Residents of New York may have heard that the National Transportation Safety Board discovered that the rate of fatal airplane crashes is higher in Alaska than the nationwide average. According to the NTSB's preliminary report for the calendar year of 2019, there have been 10 fatal airplane crashes. This isn't including the fatal crash at Unalaska Airport that occurred on Oct. 17, 2019, because there is no federal report for it yet.
New York residents should know that a small aircraft approaching Raleigh-Durham International Airport crashed near a creek in Umstead State Park on Oct. 27. The plane had disappeared on the radar that day at approximately 7:25 p.m., according to FAA air traffic control. This led to a search-and-rescue effort in the state park and the temporary closing of the airport runway.
New York residents will be saddened to hear about a twin-engine Peninsula Airways flight that crashed just off the runway at Alaska's Unalaska/Dutch Harbor Airport, killing one passenger. This was the first passenger death on a U.S. commercial flight in over a year.
On October 2, 2019, an old bomber plane crashed near Hartford, Connecticut, killing seven and injuring six. The plane, a Boeing B-17G Flying Fortress, was built in 1944 and designed to withstand battle damage. However, as New York residents can guess, the plane is not so safe for transporting passengers as it is not up to modern airplane safety standards.
For many aviation enthusiasts across New York and the nation, traveling in small, World War II-era planes and other aircraft is a dream come true, but a recent deadly Connecticut crash is calling into question the safety of these historic aircraft. At Kreindler & Kreindler LLP, we recognize that safety protocols were far different back in the 1940s than they are today, and we also recognize that traveling in these historic aircraft can bring with it considerable risk.
As previous posts in this blog have discussed, small plane crashes are more common than commercial airplane accidents. This is often due to pilots with less experience or the difficulty in keeping a smaller craft under control in adverse weather or mechanical emergency situations. Those in New York with a taste for adventure and thrill-seeking may want to consider the potential risks of such recreational aviation activities as paragliding.

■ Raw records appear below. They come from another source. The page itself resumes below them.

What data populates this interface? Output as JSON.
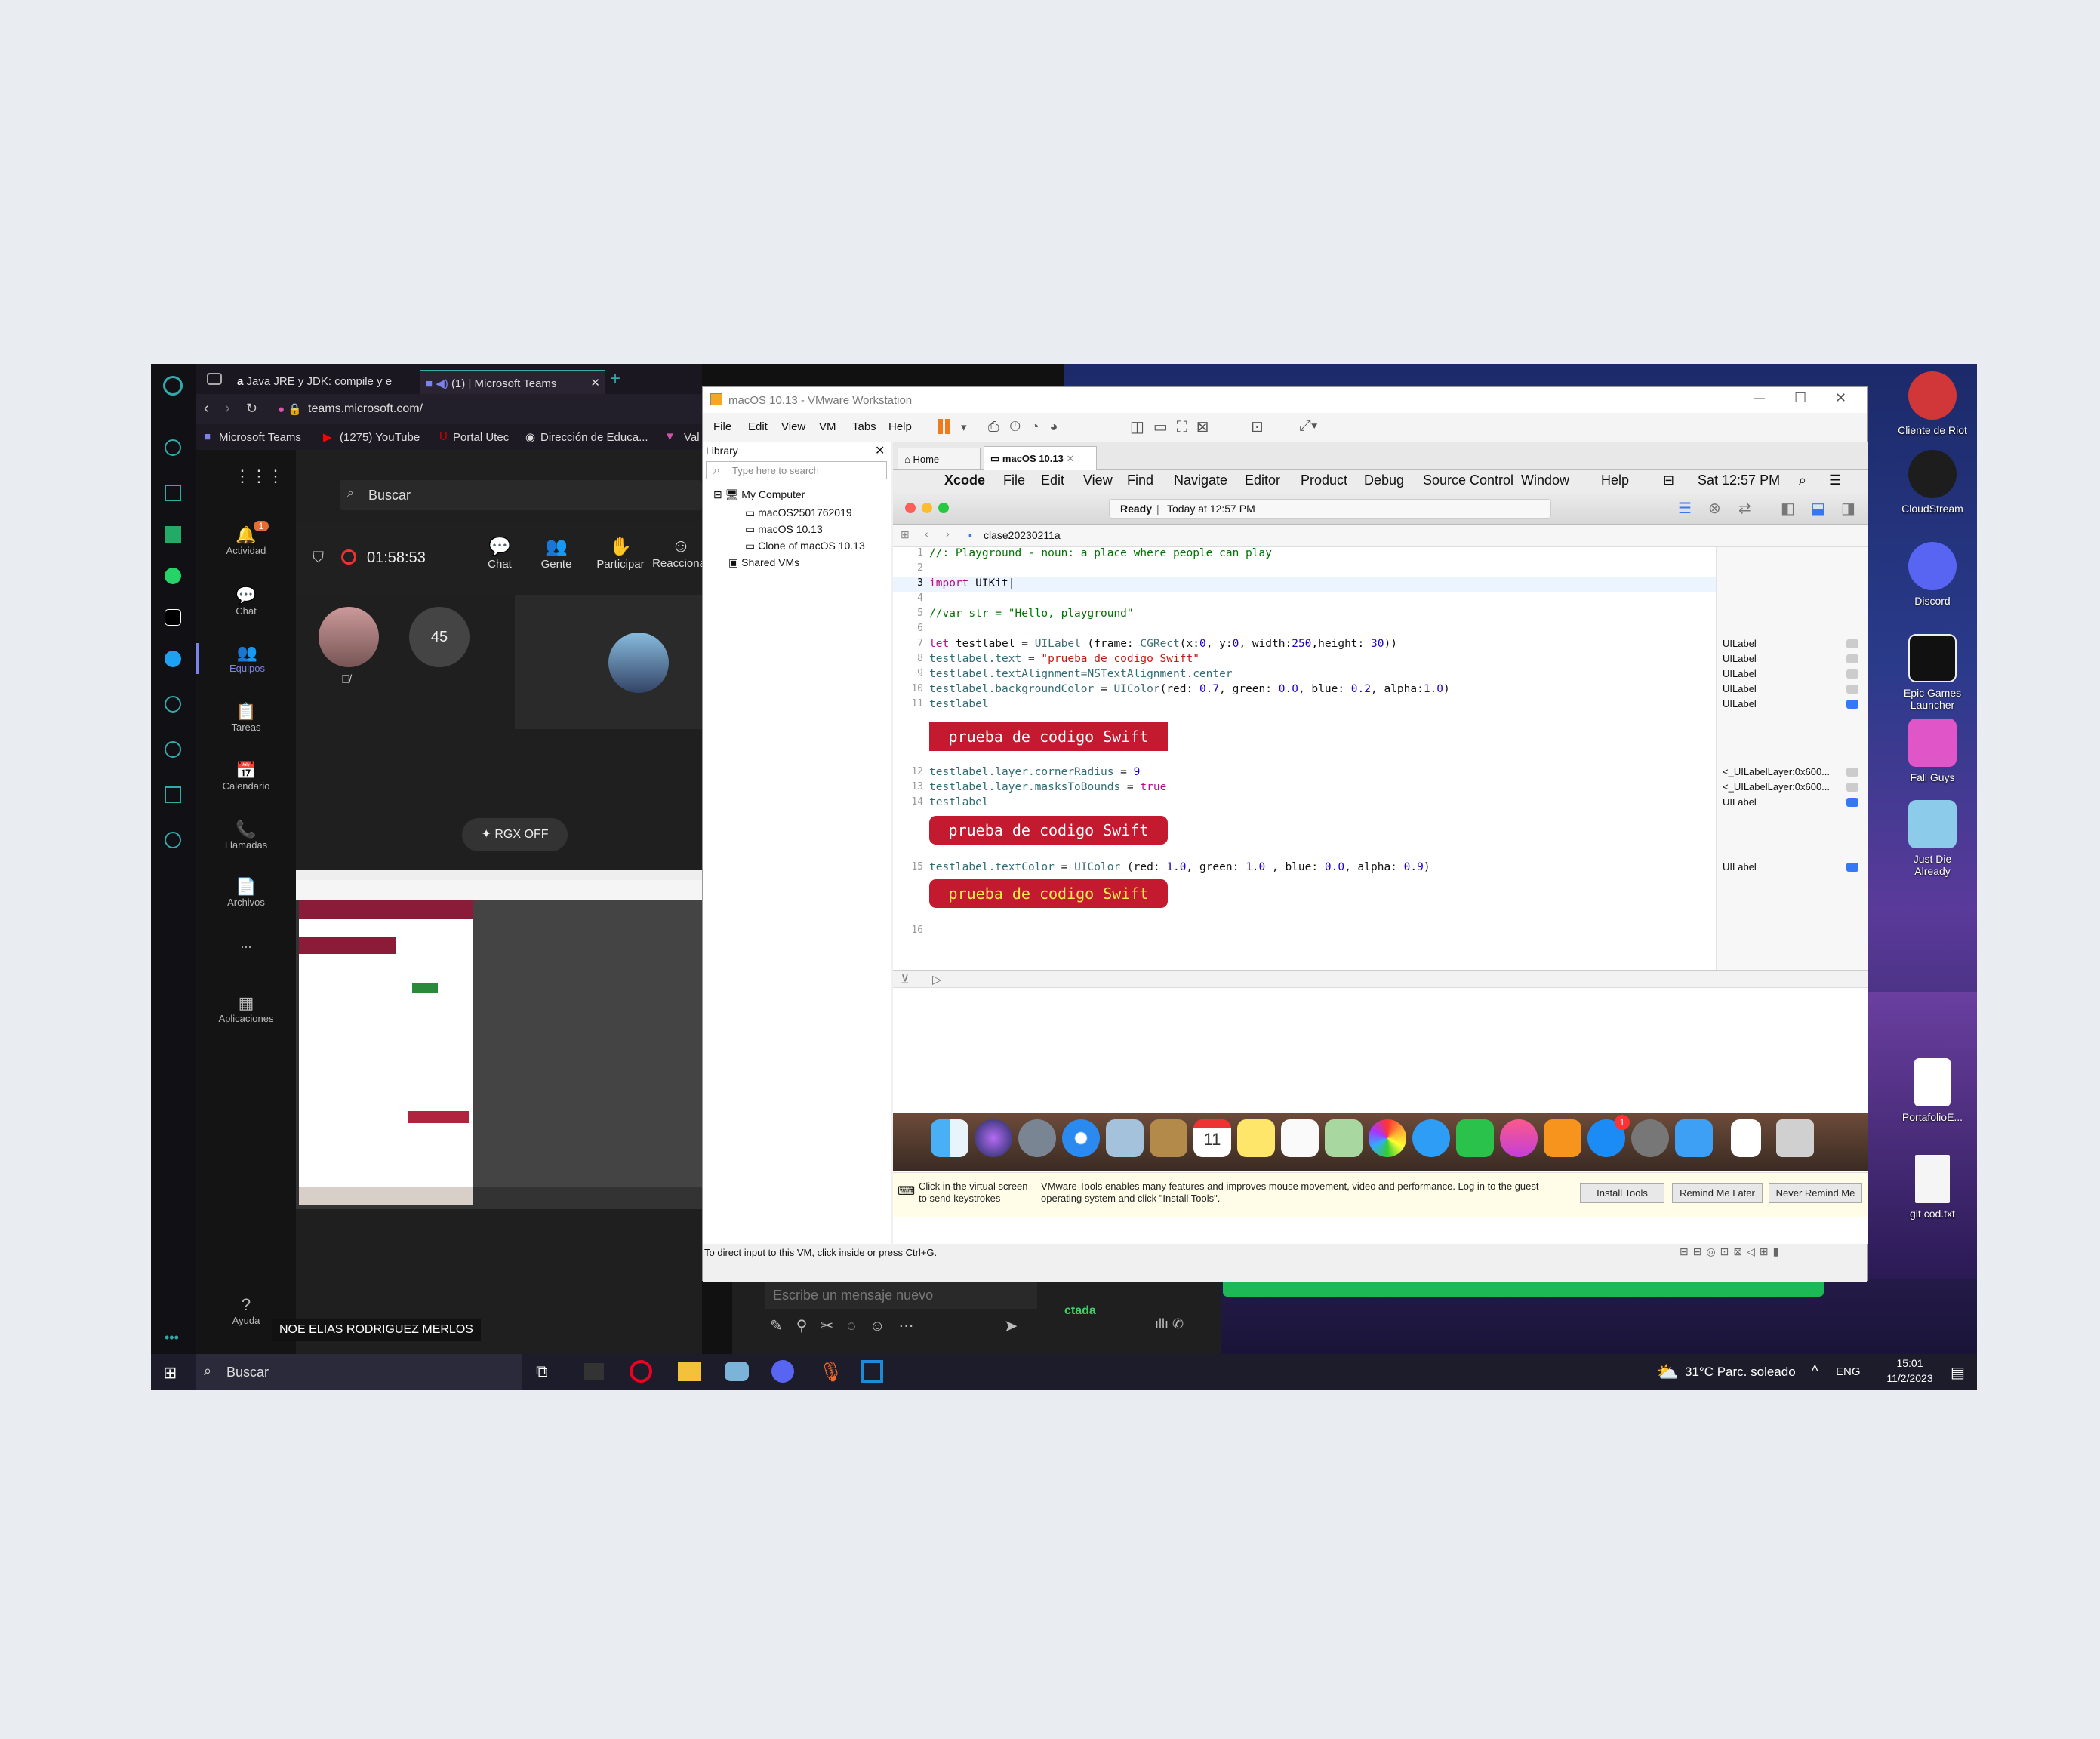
{
  "browser": {
    "tabs": [
      {
        "label": "Java JRE y JDK: compile y e"
      },
      {
        "label": "(1) | Microsoft Teams"
      }
    ],
    "url": "teams.microsoft.com/_",
    "bookmarks": [
      "Microsoft Teams",
      "(1275) YouTube",
      "Portal Utec",
      "Dirección de Educa...",
      "Val"
    ]
  },
  "teams": {
    "search_placeholder": "Buscar",
    "nav": [
      {
        "label": "Actividad",
        "badge": "1"
      },
      {
        "label": "Chat"
      },
      {
        "label": "Equipos"
      },
      {
        "label": "Tareas"
      },
      {
        "label": "Calendario"
      },
      {
        "label": "Llamadas"
      },
      {
        "label": "Archivos"
      },
      {
        "label": "..."
      },
      {
        "label": "Aplicaciones"
      }
    ],
    "help_label": "Ayuda",
    "meeting_timer": "01:58:53",
    "meeting_actions": [
      "Chat",
      "Gente",
      "Participar",
      "Reaccionar"
    ],
    "participant_count": "45",
    "rgx_label": "RGX OFF",
    "presenter_name": "NOE ELIAS RODRIGUEZ MERLOS",
    "message_placeholder": "Escribe un mensaje nuevo",
    "connected_partial": "ctada"
  },
  "vmware": {
    "title": "macOS 10.13 - VMware Workstation",
    "menu": [
      "File",
      "Edit",
      "View",
      "VM",
      "Tabs",
      "Help"
    ],
    "library_title": "Library",
    "library_search_placeholder": "Type here to search",
    "library_tree": {
      "root": "My Computer",
      "children": [
        "macOS2501762019",
        "macOS 10.13",
        "Clone of macOS 10.13"
      ],
      "shared": "Shared VMs"
    },
    "vm_tabs": [
      "Home",
      "macOS 10.13"
    ],
    "status_text": "To direct input to this VM, click inside or press Ctrl+G.",
    "tools_hint_left": "Click in the virtual screen to send keystrokes",
    "tools_message": "VMware Tools enables many features and improves mouse movement, video and performance. Log in to the guest operating system and click \"Install Tools\".",
    "install_tools": "Install Tools",
    "remind_later": "Remind Me Later",
    "never_remind": "Never Remind Me"
  },
  "mac": {
    "menubar": [
      "Xcode",
      "File",
      "Edit",
      "View",
      "Find",
      "Navigate",
      "Editor",
      "Product",
      "Debug",
      "Source Control",
      "Window",
      "Help"
    ],
    "clock": "Sat 12:57 PM",
    "activity_status": "Ready",
    "activity_time": "Today at 12:57 PM",
    "jump_file": "clase20230211a",
    "dock_badge": "1",
    "calendar_day": "11"
  },
  "code": {
    "lines": [
      {
        "n": "1",
        "text": "//: Playground - noun: a place where people can play"
      },
      {
        "n": "2",
        "text": ""
      },
      {
        "n": "3",
        "text": "import UIKit"
      },
      {
        "n": "4",
        "text": ""
      },
      {
        "n": "5",
        "text": "//var str = \"Hello, playground\""
      },
      {
        "n": "6",
        "text": ""
      },
      {
        "n": "7",
        "text": "let testlabel = UILabel (frame: CGRect(x:0, y:0, width:250,height: 30))"
      },
      {
        "n": "8",
        "text": "testlabel.text = \"prueba de codigo Swift\""
      },
      {
        "n": "9",
        "text": "testlabel.textAlignment=NSTextAlignment.center"
      },
      {
        "n": "10",
        "text": "testlabel.backgroundColor = UIColor(red: 0.7, green: 0.0, blue: 0.2, alpha:1.0)"
      },
      {
        "n": "11",
        "text": "testlabel"
      },
      {
        "n": "12",
        "text": "testlabel.layer.cornerRadius = 9"
      },
      {
        "n": "13",
        "text": "testlabel.layer.masksToBounds = true"
      },
      {
        "n": "14",
        "text": "testlabel"
      },
      {
        "n": "15",
        "text": "testlabel.textColor = UIColor (red: 1.0, green: 1.0 , blue: 0.0, alpha: 0.9)"
      },
      {
        "n": "16",
        "text": ""
      }
    ],
    "preview_text": "prueba de codigo Swift",
    "results": [
      "UILabel",
      "UILabel",
      "UILabel",
      "UILabel",
      "UILabel",
      "<_UILabelLayer:0x600...",
      "<_UILabelLayer:0x600...",
      "UILabel",
      "UILabel"
    ]
  },
  "desktop": {
    "icons": [
      {
        "label": "Cliente de Riot"
      },
      {
        "label": "CloudStream"
      },
      {
        "label": "Discord"
      },
      {
        "label": "Epic Games Launcher"
      },
      {
        "label": "Fall Guys"
      },
      {
        "label": "Just Die Already"
      },
      {
        "label": "PortafolioE..."
      },
      {
        "label": "git cod.txt"
      }
    ]
  },
  "taskbar": {
    "search": "Buscar",
    "weather": "31°C  Parc. soleado",
    "lang": "ENG",
    "time": "15:01",
    "date": "11/2/2023"
  },
  "colors": {
    "swift_label_bg": "#c41a30",
    "swift_label_text_final": "#ffff00",
    "teams_accent": "#7b83eb"
  }
}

As the pilot of a small plane who uses airspace in or around New York, you will fall under the jurisdiction of the Federal Aviation Administration (FAA). We at Kreindler & Kreindler, LLP, are here to explain what the purpose of this association is, and what their Office of Investigations does.

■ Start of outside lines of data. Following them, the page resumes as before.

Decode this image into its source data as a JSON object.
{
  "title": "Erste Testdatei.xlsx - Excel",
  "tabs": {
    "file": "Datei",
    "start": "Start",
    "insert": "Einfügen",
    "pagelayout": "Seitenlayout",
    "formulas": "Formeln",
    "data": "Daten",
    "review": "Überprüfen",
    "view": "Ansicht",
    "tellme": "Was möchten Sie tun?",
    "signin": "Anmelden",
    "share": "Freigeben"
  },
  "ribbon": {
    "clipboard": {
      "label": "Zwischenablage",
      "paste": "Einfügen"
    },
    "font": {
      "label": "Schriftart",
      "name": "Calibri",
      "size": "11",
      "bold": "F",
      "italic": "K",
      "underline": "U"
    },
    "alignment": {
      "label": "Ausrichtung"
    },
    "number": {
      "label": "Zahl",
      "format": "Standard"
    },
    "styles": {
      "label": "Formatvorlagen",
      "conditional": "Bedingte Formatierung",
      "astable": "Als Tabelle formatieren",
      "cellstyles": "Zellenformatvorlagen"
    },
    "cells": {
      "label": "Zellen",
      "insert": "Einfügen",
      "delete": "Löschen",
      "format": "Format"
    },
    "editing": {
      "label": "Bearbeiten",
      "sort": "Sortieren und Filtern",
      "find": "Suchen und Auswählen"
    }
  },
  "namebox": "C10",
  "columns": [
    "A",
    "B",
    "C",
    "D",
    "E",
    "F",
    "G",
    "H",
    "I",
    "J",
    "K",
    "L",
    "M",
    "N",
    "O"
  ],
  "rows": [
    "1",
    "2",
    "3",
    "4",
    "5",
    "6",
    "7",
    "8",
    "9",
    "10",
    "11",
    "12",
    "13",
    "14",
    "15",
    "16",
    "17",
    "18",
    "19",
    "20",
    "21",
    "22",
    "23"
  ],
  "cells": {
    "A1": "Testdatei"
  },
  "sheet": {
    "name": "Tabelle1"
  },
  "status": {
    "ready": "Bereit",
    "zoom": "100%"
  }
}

If you own and/or operate a plane in New York or anywhere else in the nation, the Federal Aviation Administration requires that that plane must be "in an airworthy condition." But what does airworthiness mean?
As a pilot living in New York, you may own or fly small airplanes either as a hobby, for practice, or even for transport. Unfortunately, the litigation surrounding small planes can be complex if you get into a crash in one. Kreindler & Kreindler, LLP, is here to talk about why insurance and laws can get so complex with private aircrafts.

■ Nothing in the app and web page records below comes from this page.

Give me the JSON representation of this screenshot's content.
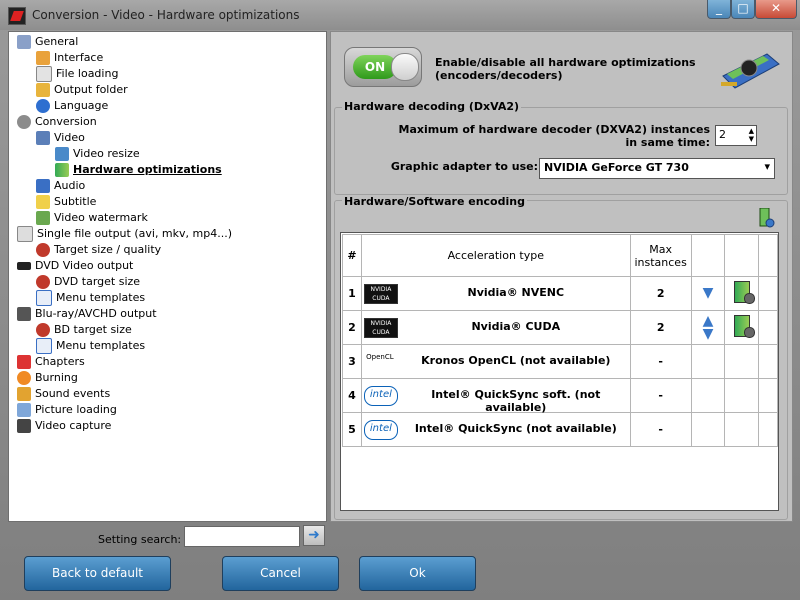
{
  "window": {
    "title": "Conversion - Video - Hardware optimizations",
    "controls": [
      "_",
      "□",
      "✕"
    ]
  },
  "sidebar": {
    "items": [
      {
        "label": "General",
        "icon": "wrench-icon"
      },
      {
        "label": "Interface",
        "icon": "paint-icon"
      },
      {
        "label": "File loading",
        "icon": "file-icon"
      },
      {
        "label": "Output folder",
        "icon": "folder-icon"
      },
      {
        "label": "Language",
        "icon": "globe-icon"
      },
      {
        "label": "Conversion",
        "icon": "gear-icon"
      },
      {
        "label": "Video",
        "icon": "filmstrip-icon"
      },
      {
        "label": "Video resize",
        "icon": "resize-icon"
      },
      {
        "label": "Hardware optimizations",
        "icon": "gpu-icon"
      },
      {
        "label": "Audio",
        "icon": "music-note-icon"
      },
      {
        "label": "Subtitle",
        "icon": "subtitle-icon"
      },
      {
        "label": "Video watermark",
        "icon": "image-icon"
      },
      {
        "label": "Single file output (avi, mkv, mp4...)",
        "icon": "page-icon"
      },
      {
        "label": "Target size / quality",
        "icon": "target-icon"
      },
      {
        "label": "DVD Video output",
        "icon": "dvd-icon"
      },
      {
        "label": "DVD target size",
        "icon": "target-icon"
      },
      {
        "label": "Menu templates",
        "icon": "menu-list-icon"
      },
      {
        "label": "Blu-ray/AVCHD output",
        "icon": "hd-icon"
      },
      {
        "label": "BD target size",
        "icon": "target-icon"
      },
      {
        "label": "Menu templates",
        "icon": "menu-list-icon"
      },
      {
        "label": "Chapters",
        "icon": "flag-icon"
      },
      {
        "label": "Burning",
        "icon": "flame-icon"
      },
      {
        "label": "Sound events",
        "icon": "speaker-icon"
      },
      {
        "label": "Picture loading",
        "icon": "picture-icon"
      },
      {
        "label": "Video capture",
        "icon": "camera-icon"
      }
    ]
  },
  "toggle": {
    "state": "ON",
    "label": "Enable/disable all hardware optimizations (encoders/decoders)"
  },
  "decoding": {
    "title": "Hardware decoding (DxVA2)",
    "max_label": "Maximum of hardware decoder (DXVA2) instances in same time:",
    "max_value": "2",
    "adapter_label": "Graphic adapter to use:",
    "adapter_value": "NVIDIA GeForce GT 730"
  },
  "encoding": {
    "title": "Hardware/Software encoding",
    "headers": {
      "num": "#",
      "type": "Acceleration type",
      "max": "Max instances"
    },
    "rows": [
      {
        "num": "1",
        "badge": "nvidia",
        "badge_text": "NVIDIA CUDA",
        "type": "Nvidia® NVENC",
        "max": "2",
        "arrows": "down"
      },
      {
        "num": "2",
        "badge": "nvidia",
        "badge_text": "NVIDIA CUDA",
        "type": "Nvidia® CUDA",
        "max": "2",
        "arrows": "up-down"
      },
      {
        "num": "3",
        "badge": "opencl",
        "badge_text": "OpenCL",
        "type": "Kronos OpenCL (not available)",
        "max": "-",
        "arrows": ""
      },
      {
        "num": "4",
        "badge": "intel",
        "badge_text": "intel",
        "type": "Intel® QuickSync soft. (not available)",
        "max": "-",
        "arrows": ""
      },
      {
        "num": "5",
        "badge": "intel",
        "badge_text": "intel",
        "type": "Intel® QuickSync (not available)",
        "max": "-",
        "arrows": ""
      }
    ]
  },
  "search": {
    "label": "Setting search:",
    "value": ""
  },
  "buttons": {
    "back": "Back to default",
    "cancel": "Cancel",
    "ok": "Ok"
  },
  "colors": {
    "accent": "#2f6fa8",
    "toggle_on": "#3ca825"
  }
}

On a recent Saturday morning, a small plane reportedly took off from Long Island MacArthur Airport. The only passengers aboard were two people and one dog. Not long after, the plane went down in the vicinity of Mattituck, New York, near the amusement area known as Harbes Family Farm. The fiery crash that resulted killed the two human passengers. Only the dog survived.